**Data records**:
★ ★ ★
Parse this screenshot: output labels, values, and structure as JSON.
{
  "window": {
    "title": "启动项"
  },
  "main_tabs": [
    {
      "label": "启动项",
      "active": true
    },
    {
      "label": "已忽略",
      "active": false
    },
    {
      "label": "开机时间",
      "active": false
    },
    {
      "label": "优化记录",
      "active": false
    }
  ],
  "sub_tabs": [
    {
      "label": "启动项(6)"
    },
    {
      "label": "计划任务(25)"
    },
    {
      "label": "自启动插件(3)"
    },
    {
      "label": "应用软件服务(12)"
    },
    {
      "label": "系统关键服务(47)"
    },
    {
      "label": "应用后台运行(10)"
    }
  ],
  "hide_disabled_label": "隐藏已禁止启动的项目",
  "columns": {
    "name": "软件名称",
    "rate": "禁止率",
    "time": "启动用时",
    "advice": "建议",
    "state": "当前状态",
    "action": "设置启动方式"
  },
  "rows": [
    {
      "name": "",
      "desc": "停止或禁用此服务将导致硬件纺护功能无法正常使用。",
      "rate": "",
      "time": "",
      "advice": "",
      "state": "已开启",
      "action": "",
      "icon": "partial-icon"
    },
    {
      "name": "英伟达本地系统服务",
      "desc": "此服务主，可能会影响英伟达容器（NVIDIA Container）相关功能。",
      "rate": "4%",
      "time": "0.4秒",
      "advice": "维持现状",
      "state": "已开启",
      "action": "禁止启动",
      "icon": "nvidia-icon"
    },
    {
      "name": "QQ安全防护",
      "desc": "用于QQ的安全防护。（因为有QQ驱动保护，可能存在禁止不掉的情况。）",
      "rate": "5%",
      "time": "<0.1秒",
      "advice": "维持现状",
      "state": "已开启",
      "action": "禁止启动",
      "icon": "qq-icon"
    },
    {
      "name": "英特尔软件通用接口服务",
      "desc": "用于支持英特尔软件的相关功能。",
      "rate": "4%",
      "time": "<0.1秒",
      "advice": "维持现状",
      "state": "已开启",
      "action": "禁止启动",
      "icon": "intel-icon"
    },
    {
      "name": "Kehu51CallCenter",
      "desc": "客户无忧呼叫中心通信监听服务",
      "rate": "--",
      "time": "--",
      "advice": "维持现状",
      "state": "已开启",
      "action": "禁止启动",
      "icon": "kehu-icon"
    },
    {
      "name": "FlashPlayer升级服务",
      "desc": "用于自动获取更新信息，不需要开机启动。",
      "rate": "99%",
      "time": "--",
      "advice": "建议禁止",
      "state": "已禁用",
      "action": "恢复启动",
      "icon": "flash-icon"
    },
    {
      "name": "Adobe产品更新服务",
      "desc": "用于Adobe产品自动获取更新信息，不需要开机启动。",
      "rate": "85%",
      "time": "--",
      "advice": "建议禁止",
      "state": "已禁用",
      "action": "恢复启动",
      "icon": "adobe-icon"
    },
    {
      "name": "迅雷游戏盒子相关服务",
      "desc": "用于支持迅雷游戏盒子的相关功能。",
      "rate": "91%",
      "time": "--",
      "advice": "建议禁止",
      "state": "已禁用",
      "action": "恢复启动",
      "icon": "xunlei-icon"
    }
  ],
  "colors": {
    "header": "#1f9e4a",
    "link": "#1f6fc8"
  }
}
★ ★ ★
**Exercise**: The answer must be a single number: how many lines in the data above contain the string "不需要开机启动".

**Written answer**: 2